At least 82 people were killed on Saturday in Myanmar in crackdown on anti-coup protesters in a city in southern Myanmar, a sign that military forces are willing to use violence to quell Organized armed protest was growing over their rule.
The killings came as security forces tried to crush persistent resistance in Bago, a city about 100 kilometers south of the commercial capital Yangon. Based on some reports, the soldiers deployed weapons such as rocket launchers to clean up obstacles erected by protesters, they then piled up the corpses on the grounds of a Buddhist temple.
To its extent, the bloodshed in Bago was second only to the events of March 14, which saw the murder more than 100 protesters and bystanders by security forces in Yangon, and on March 27, where witnessed increased to 120. The number 82 is set up by the Association to Support Political Prisoners (AAPP), a civil society group that has announced daily numbers of people killed, detained and convicted since the beginning of the crisis. political panic. On Sunday, the AAPP said at least 706 protesters and bystanders have now been killed by security forces since the military took over on 1 February.
Based on Relevant pressThe assault on Bago was the military’s third attempt this past week that involved the use of mass force to try to crush organized opposition factions, including cases of armed protest. increasing.
Some of the strongest and most persistent resistance was witnessed in the Sagaing Region in northern Myanmar. According to the indispensable Frontier Myanmar, there are many incidents reported since the beginning of the month, including a police strike officer, who reported was killed His five comrades before being shot down in Tamu Town, and a separate grenade attack claimed the lives of 4 soldiers, also in Tamu.
On Saturday, Myanmar Now bring a report that locals in Tamu ambushed the army’s armed forces with homemade shotguns as they entered town to suppress Saturday’s protests. Residents said at least three soldiers and one local resident were killed in the incident.
In the Sagaing Regional Town of Kalay, activists claiming to be the Kalay Civil Army reported construction barrier all over the city streets and equip yourself with rudimentary shotguns. According to Frontier, protesters in Kalay last week even tried to get the security forces to agree prisoner exchange, releasing nine civilians in exchange for seven police officers arrested by the residents.
In response, there have been widespread allegations that security forces have graduated to Use heavy weapons in Sagaing and elsewhere, including rocket-launched grenades to disperse protesters.
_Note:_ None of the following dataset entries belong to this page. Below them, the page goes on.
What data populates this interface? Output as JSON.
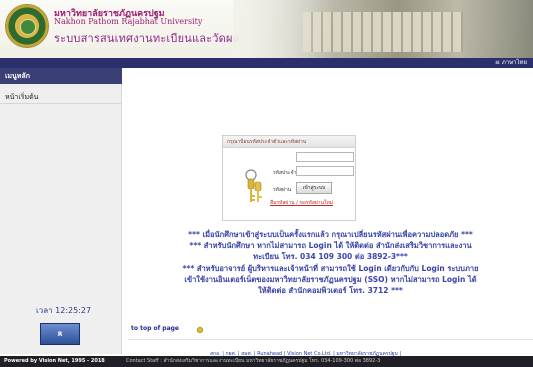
{
  "header": {
    "title_th": "มหาวิทยาลัยราชภัฏนครปฐม",
    "title_en": "Nakhon Pathom Rajabhat University",
    "system_name": "ระบบสารสนเทศงานทะเบียนและวัดผล",
    "lang_link": "≡ ภาษาไทย"
  },
  "sidebar": {
    "menu_title": "เมนูหลัก",
    "items": [
      {
        "label": "หน้าเริ่มต้น"
      }
    ],
    "clock": "เวลา 12:25:27",
    "badge_text": "R"
  },
  "login": {
    "header": "กรุณาป้อนรหัสประจำตัวและรหัสผ่าน",
    "user_label": "รหัสประจำตัว",
    "user_value": "",
    "pass_label": "รหัสผ่าน",
    "pass_value": "",
    "submit": "เข้าสู่ระบบ",
    "forgot": "ลืมรหัสผ่าน / ขอรหัสผ่านใหม่"
  },
  "notices": [
    "*** เมื่อนักศึกษาเข้าสู่ระบบเป็นครั้งแรกแล้ว กรุณาเปลี่ยนรหัสผ่านเพื่อความปลอดภัย ***",
    "*** สำหรับนักศึกษา หากไม่สามารถ Login ได้ ให้ติดต่อ สำนักส่งเสริมวิชาการและงาน",
    "ทะเบียน โทร. 034 109 300 ต่อ 3892-3***",
    "*** สำหรับอาจารย์ ผู้บริหารและเจ้าหน้าที่ สามารถใช้ Login เดียวกับกับ Login ระบบภาย",
    "เข้าใช้งานอินเตอร์เน็ตของมหาวิทยาลัยราชภัฏนครปฐม (SSO) หากไม่สามารถ Login ได้",
    "ให้ติดต่อ สำนักคอมพิวเตอร์ โทร. 3712 ***"
  ],
  "to_top": "to top of page",
  "footer_links": "สกอ. | กยศ. | สมศ. | Runahead | Vision Net Co.Ltd. | มหาวิทยาลัยราชภัฏนครปฐม |",
  "footer": {
    "powered": "Powered by Vision Net, 1995 - 2018",
    "contact": "Contact Staff : สำนักส่งเสริมวิชาการและงานทะเบียน มหาวิทยาลัยราชภัฏนครปฐม โทร. 034-109-300 ต่อ 3892-3"
  }
}
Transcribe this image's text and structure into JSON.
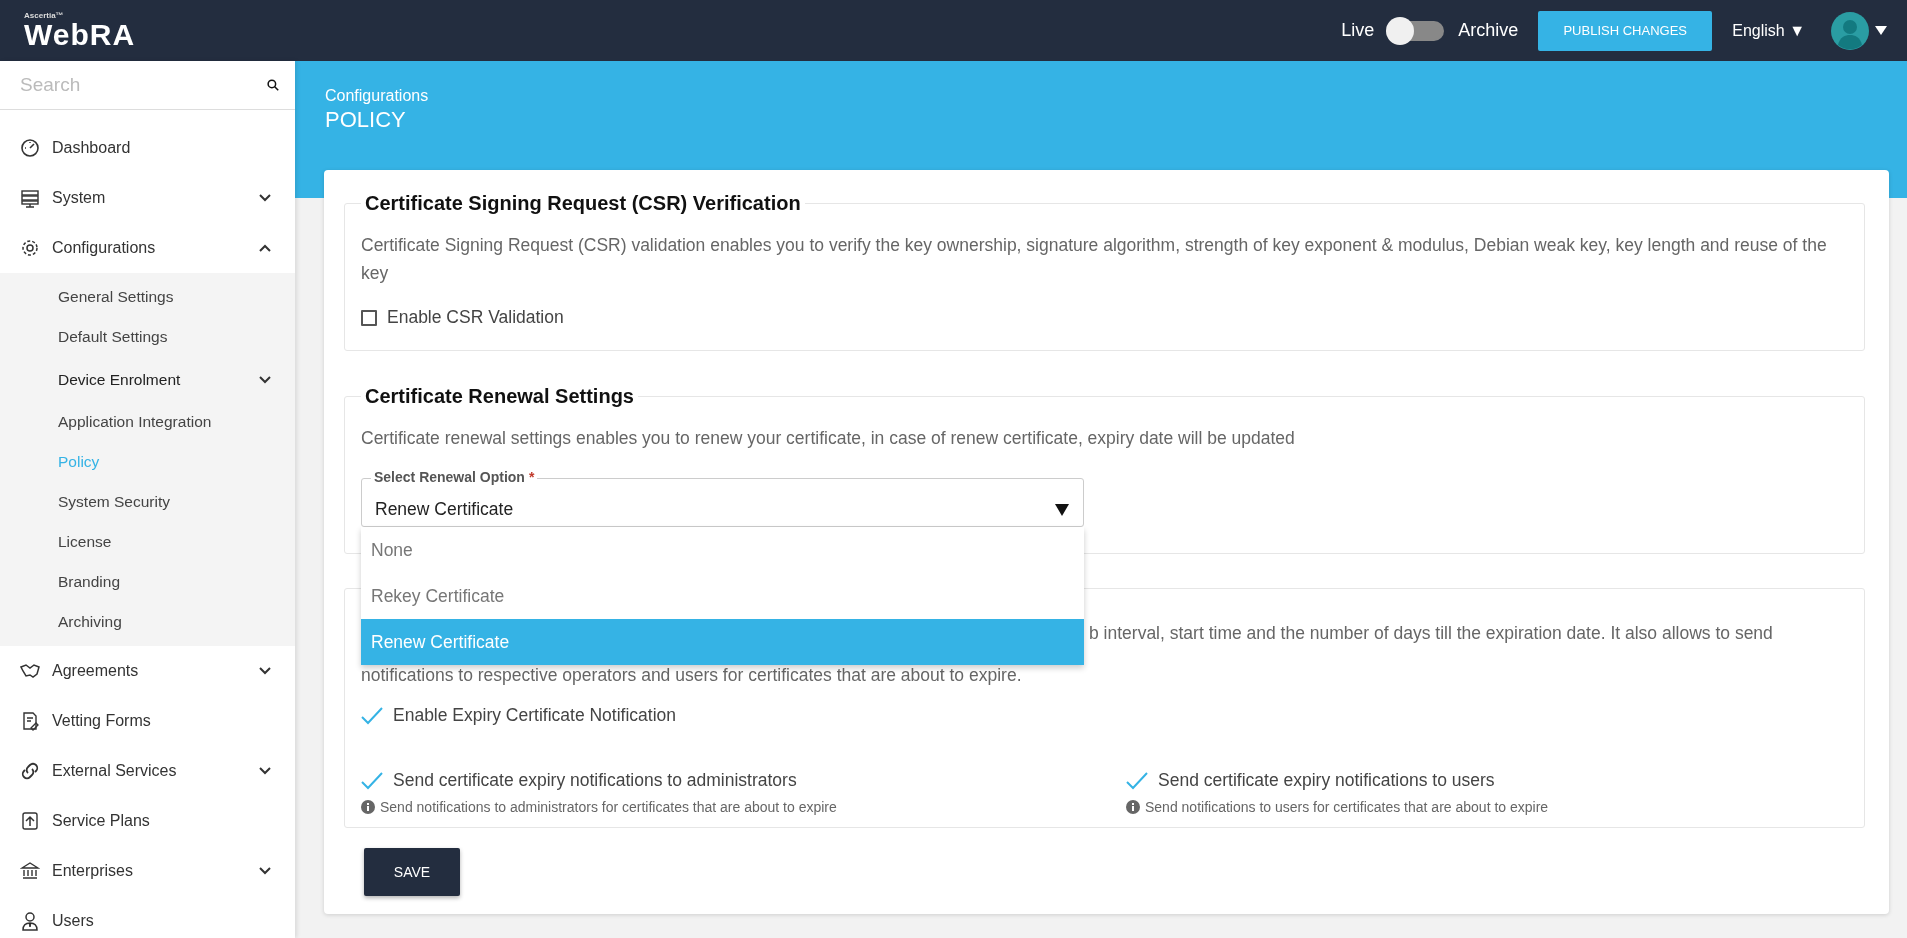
{
  "topbar": {
    "brand_mark": "Ascertia™",
    "brand": "WebRA",
    "toggle": {
      "left_label": "Live",
      "right_label": "Archive",
      "on": false
    },
    "publish_button": "PUBLISH CHANGES",
    "language": "English ▼"
  },
  "sidebar": {
    "search": {
      "placeholder": "Search"
    },
    "items": [
      {
        "label": "Dashboard",
        "kind": "link"
      },
      {
        "label": "System",
        "kind": "group",
        "expanded": false
      },
      {
        "label": "Configurations",
        "kind": "group",
        "expanded": true,
        "children": [
          {
            "label": "General Settings",
            "kind": "link",
            "selected": false
          },
          {
            "label": "Default Settings",
            "kind": "link",
            "selected": false
          },
          {
            "label": "Device Enrolment",
            "kind": "group",
            "expanded": false,
            "selected": false
          },
          {
            "label": "Application Integration",
            "kind": "link",
            "selected": false
          },
          {
            "label": "Policy",
            "kind": "link",
            "selected": true
          },
          {
            "label": "System Security",
            "kind": "link",
            "selected": false
          },
          {
            "label": "License",
            "kind": "link",
            "selected": false
          },
          {
            "label": "Branding",
            "kind": "link",
            "selected": false
          },
          {
            "label": "Archiving",
            "kind": "link",
            "selected": false
          }
        ]
      },
      {
        "label": "Agreements",
        "kind": "group",
        "expanded": false
      },
      {
        "label": "Vetting Forms",
        "kind": "link"
      },
      {
        "label": "External Services",
        "kind": "group",
        "expanded": false
      },
      {
        "label": "Service Plans",
        "kind": "link"
      },
      {
        "label": "Enterprises",
        "kind": "group",
        "expanded": false
      },
      {
        "label": "Users",
        "kind": "link"
      }
    ]
  },
  "header": {
    "breadcrumb": "Configurations",
    "title": "POLICY"
  },
  "csr": {
    "title": "Certificate Signing Request (CSR) Verification",
    "description": "Certificate Signing Request (CSR) validation enables you to verify the key ownership, signature algorithm, strength of key exponent & modulus, Debian weak key, key length and reuse of the key",
    "checkbox": {
      "label": "Enable CSR Validation",
      "checked": false
    }
  },
  "renewal": {
    "title": "Certificate Renewal Settings",
    "description": "Certificate renewal settings enables you to renew your certificate, in case of renew certificate, expiry date will be updated",
    "select": {
      "label": "Select Renewal Option",
      "required_mark": "*",
      "value": "Renew Certificate",
      "open": true,
      "options": [
        {
          "label": "None",
          "selected": false
        },
        {
          "label": "Rekey Certificate",
          "selected": false
        },
        {
          "label": "Renew Certificate",
          "selected": true
        }
      ]
    }
  },
  "expiry": {
    "description_lines": [
      "b interval, start time and the number of days till the expiration date. It also allows to send",
      "notifications to respective operators and users for certificates that are about to expire."
    ],
    "main_checkbox": {
      "label": "Enable Expiry Certificate Notification",
      "checked": true
    },
    "checkboxes": [
      {
        "label": "Send certificate expiry notifications to administrators",
        "checked": true,
        "hint": "Send notifications to administrators for certificates that are about to expire"
      },
      {
        "label": "Send certificate expiry notifications to users",
        "checked": true,
        "hint": "Send notifications to users for certificates that are about to expire"
      }
    ]
  },
  "save_button": "SAVE"
}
While confirmation is difficult, due to constant power outages on the internet in many areas of Myanmar, images have appeared on social media showing images of missile grenades and shrapnel. mortar.
The growing unstable political situation that emerged from the military’s perceived unreasonable coup has helped propel Myanmar’s economy closer to total collapse.
At the beginning of the month, Fitch Solutions, an affiliate of the global rating agency Fitch Ratings, revised its forecast for the fiscal year through September, it released a brief report predicting that Myanmar’s economy would shrink by a staggering 20 percent, compared with the previous forecast of the coup of 2 percent growth. Even then, it said, in the context of security forces suppressing civilians and battling ethnic armed groups, the risk to the revised forecast of the 20% decline “is still heavy. on the downside ”.
“We believe that increased social unrest in the country will paralyze all aspects of gross domestic product by expenditure,” Fitch said at the press conference. “There is no worst case for the economy that we can rule out.”
In its most recent economic forecast, the World Bank guess economic decline 10% by 2021. “The economy will collapse, destroying the lives of millions”, writer and historian Thant Myint-U told Bloomberg. Whichever direction the political situation evolves, he added, “Myanmar will not be able to recover for many more years”.
The bad economic situation partly reflects the effects of COVID-19 on the economy, and partly a conscious strategy of the Civil Disobedience Movement to tighten the military government by appealing to calling out to non-working public servants and private sector employees.
However, while the economy and much of the government were stagnant, the government still had a lifeline in the form of control over the country’s natural resources, including gas fields and mines of jade, precious stones and teak.
An indication of its importance was evident on Saturday, when Nikkei Asia reports a 10-day auction of gems, sapphires and pearls in the capital Naypyidaw brought the military government tens of millions of dollars in revenue. The report, citing Myanmar state media, said revenue from the sale of gems, pearls and sapphires in the auction reached millions of dollars per day, with jade sales alone. reported up to $ 6.4 million on Thursday.
The auction reportedly took place when the US Treasury Department added a Burmese state-operated jade supplier to its financial blacklist. The Biden administration has also blacklisted three military-related gem companies, as well tentacles controlled two military corporations Myanmar Economic Holdings Limited and Myanmar Economic Corporation – are heavily involved in the extraction and trading of natural resources, as well as almost every other field Myanmar’s economy.
The latest sanctions mark an increase in the US government’s pressure on the military, but armed with abundant natural resources, it is still uncertain when – or even if – these sanctions will begin to change the army’s calculations.